## MATERIALS PROVIDED
○ ○ ○ ○ ○ ○ ○
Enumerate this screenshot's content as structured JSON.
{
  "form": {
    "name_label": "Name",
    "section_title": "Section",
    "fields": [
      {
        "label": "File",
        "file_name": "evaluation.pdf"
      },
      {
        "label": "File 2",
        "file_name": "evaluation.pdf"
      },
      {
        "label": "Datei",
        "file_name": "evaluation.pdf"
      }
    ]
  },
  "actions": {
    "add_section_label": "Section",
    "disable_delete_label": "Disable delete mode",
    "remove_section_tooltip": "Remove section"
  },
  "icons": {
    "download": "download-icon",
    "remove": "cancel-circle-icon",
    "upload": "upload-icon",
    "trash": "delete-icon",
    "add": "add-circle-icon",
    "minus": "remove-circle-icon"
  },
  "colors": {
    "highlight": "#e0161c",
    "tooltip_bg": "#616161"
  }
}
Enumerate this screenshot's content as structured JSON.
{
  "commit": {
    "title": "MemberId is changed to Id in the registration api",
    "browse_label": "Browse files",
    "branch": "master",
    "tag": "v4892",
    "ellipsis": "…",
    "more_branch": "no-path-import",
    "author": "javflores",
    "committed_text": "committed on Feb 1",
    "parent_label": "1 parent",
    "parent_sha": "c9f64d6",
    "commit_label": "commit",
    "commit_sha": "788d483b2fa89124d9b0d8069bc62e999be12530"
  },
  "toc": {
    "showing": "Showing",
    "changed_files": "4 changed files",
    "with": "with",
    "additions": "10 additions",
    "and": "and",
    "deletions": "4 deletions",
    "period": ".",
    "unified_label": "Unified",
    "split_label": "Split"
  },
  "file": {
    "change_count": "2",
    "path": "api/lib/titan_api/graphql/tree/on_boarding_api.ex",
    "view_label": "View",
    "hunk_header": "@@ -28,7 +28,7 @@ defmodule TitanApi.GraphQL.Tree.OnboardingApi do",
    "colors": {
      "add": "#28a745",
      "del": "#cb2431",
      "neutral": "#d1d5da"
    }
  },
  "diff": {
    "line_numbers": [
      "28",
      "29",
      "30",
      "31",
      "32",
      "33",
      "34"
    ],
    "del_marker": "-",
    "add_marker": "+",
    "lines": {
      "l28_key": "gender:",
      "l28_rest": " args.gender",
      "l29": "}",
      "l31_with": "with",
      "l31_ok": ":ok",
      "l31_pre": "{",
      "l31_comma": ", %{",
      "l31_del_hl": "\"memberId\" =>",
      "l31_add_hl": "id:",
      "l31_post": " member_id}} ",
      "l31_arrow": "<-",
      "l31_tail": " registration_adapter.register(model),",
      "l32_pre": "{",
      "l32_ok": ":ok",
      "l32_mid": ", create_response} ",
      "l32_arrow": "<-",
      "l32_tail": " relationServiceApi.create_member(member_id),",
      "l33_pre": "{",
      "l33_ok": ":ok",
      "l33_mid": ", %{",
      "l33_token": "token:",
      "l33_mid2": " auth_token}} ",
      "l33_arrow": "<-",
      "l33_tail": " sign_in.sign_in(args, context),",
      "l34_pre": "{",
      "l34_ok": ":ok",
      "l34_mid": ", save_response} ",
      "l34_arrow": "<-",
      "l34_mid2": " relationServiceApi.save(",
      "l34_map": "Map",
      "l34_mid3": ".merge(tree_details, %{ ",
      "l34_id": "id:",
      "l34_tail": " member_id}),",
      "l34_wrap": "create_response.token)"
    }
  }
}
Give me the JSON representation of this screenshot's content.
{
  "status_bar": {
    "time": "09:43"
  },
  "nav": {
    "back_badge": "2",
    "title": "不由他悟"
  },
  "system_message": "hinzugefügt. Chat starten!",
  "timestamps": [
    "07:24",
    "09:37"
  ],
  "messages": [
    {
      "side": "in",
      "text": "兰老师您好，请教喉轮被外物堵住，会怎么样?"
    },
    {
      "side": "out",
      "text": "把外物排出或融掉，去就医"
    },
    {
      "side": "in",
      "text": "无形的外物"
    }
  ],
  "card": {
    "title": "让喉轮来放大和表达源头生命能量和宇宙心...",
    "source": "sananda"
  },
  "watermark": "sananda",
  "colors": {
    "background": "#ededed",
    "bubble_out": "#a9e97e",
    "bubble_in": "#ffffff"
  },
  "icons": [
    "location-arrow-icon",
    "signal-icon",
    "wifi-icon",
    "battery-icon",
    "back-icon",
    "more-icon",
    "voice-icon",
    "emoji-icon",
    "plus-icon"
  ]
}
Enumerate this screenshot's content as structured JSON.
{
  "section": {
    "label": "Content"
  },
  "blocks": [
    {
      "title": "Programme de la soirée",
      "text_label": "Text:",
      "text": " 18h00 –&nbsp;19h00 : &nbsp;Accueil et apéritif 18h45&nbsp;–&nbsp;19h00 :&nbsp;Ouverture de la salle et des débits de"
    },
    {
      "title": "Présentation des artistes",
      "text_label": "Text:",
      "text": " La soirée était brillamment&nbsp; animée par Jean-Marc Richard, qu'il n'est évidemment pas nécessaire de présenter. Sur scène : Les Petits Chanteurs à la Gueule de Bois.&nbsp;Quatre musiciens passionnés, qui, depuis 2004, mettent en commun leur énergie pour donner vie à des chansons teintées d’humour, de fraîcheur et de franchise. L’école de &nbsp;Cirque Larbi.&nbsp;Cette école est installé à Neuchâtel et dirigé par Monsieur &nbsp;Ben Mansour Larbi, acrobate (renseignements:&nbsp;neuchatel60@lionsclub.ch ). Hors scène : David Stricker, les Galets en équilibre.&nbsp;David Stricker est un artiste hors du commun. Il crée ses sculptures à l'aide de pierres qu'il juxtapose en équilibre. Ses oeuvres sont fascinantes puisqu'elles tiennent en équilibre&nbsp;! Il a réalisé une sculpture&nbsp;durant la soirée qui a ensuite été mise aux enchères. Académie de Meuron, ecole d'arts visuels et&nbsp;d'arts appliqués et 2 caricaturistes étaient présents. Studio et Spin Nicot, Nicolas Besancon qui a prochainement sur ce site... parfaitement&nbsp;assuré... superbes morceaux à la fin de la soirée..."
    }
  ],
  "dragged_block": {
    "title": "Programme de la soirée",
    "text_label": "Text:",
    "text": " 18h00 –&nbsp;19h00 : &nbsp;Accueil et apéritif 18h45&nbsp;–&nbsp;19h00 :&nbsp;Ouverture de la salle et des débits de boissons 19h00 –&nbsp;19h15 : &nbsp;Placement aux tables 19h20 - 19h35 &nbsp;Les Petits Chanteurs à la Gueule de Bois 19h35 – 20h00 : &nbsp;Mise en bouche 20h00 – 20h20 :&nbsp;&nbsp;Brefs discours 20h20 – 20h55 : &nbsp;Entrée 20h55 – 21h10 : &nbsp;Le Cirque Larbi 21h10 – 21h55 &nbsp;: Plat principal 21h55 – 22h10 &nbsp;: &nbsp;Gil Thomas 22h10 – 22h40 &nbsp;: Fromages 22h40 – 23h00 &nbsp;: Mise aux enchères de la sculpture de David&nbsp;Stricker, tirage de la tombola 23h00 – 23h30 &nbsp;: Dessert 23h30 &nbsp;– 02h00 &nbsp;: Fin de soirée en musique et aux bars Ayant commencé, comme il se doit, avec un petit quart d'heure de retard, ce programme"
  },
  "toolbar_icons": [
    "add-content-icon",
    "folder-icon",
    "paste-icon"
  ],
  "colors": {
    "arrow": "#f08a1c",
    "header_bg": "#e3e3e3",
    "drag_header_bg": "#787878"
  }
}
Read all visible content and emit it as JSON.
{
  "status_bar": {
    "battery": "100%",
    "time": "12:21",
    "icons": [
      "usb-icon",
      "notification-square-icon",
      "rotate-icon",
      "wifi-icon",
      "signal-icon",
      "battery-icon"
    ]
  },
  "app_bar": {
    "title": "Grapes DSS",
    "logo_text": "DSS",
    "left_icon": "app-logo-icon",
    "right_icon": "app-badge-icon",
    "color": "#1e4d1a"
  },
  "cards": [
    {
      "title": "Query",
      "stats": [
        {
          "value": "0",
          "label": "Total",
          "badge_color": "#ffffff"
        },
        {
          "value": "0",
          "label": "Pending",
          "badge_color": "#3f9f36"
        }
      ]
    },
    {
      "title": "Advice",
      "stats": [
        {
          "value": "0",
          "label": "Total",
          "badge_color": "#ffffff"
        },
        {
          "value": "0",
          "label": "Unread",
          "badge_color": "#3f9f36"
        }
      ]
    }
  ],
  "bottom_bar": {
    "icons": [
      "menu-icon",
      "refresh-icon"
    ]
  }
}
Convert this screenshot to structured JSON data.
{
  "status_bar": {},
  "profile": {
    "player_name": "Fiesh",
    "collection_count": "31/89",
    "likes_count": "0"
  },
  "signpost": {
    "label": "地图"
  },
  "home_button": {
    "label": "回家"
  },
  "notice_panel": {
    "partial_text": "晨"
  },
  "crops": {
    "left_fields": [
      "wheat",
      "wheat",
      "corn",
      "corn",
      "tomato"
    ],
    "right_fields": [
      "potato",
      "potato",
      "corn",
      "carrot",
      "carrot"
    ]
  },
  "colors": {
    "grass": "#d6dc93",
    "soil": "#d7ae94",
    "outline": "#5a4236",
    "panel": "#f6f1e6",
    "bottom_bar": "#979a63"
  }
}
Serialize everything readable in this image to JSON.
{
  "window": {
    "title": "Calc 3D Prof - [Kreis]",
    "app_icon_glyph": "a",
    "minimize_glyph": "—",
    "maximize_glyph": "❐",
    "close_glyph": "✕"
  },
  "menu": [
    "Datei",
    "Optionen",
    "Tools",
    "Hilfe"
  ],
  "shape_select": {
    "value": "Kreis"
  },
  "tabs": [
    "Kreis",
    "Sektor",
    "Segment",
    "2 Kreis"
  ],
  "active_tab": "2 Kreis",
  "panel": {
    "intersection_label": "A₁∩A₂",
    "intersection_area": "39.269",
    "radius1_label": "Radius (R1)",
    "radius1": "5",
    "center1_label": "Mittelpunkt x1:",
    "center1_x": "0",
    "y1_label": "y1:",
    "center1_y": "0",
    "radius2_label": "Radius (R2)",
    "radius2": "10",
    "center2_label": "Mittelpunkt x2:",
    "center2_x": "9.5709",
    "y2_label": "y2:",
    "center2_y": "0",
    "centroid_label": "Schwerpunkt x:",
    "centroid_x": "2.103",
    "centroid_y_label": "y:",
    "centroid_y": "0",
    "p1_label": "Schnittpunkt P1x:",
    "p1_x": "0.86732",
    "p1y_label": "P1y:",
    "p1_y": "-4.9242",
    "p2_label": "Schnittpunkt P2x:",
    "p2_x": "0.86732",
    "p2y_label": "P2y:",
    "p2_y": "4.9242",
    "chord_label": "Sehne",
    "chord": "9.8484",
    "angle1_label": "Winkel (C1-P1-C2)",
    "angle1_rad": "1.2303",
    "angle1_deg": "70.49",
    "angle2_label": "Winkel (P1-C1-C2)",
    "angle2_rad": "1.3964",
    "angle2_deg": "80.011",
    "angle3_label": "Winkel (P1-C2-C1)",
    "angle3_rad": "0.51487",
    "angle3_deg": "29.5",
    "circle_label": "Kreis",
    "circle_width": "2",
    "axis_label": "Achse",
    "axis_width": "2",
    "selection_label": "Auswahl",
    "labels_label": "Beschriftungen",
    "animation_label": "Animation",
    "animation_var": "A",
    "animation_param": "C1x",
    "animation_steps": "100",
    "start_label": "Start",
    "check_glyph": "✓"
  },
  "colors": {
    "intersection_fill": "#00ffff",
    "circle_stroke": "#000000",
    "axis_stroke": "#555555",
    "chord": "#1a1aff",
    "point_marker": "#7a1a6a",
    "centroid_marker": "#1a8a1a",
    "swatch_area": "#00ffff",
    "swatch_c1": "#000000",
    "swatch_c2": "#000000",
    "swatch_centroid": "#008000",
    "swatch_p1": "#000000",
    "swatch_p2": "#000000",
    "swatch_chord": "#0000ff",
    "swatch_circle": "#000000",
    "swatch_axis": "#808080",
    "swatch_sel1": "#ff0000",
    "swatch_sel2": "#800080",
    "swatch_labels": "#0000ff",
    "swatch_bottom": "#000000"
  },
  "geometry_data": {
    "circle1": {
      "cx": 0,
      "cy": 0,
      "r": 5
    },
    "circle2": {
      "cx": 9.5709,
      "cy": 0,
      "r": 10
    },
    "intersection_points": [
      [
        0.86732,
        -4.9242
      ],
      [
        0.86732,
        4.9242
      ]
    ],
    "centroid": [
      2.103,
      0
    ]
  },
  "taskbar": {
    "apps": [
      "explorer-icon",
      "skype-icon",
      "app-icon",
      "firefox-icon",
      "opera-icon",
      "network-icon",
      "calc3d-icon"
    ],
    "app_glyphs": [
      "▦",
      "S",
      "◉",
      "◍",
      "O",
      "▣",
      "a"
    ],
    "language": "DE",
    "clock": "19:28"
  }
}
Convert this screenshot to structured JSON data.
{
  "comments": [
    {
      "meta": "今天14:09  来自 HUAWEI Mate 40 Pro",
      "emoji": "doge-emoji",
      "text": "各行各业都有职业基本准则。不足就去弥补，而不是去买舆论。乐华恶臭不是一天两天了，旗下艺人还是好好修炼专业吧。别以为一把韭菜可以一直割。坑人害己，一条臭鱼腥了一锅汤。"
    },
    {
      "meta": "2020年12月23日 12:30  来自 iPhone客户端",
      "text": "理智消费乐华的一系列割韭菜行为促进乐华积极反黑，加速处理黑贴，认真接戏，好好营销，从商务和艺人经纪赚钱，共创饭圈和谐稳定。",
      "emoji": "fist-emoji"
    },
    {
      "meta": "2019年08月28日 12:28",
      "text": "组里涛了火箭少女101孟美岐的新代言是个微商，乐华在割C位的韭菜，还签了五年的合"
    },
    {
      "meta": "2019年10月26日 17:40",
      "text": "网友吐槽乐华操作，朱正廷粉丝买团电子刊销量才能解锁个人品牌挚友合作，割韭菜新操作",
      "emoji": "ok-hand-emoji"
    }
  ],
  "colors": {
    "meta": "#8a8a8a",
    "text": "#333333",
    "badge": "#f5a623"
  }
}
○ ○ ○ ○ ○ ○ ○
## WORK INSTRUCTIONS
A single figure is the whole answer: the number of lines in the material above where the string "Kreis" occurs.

## EXERCISE RESPONSE
6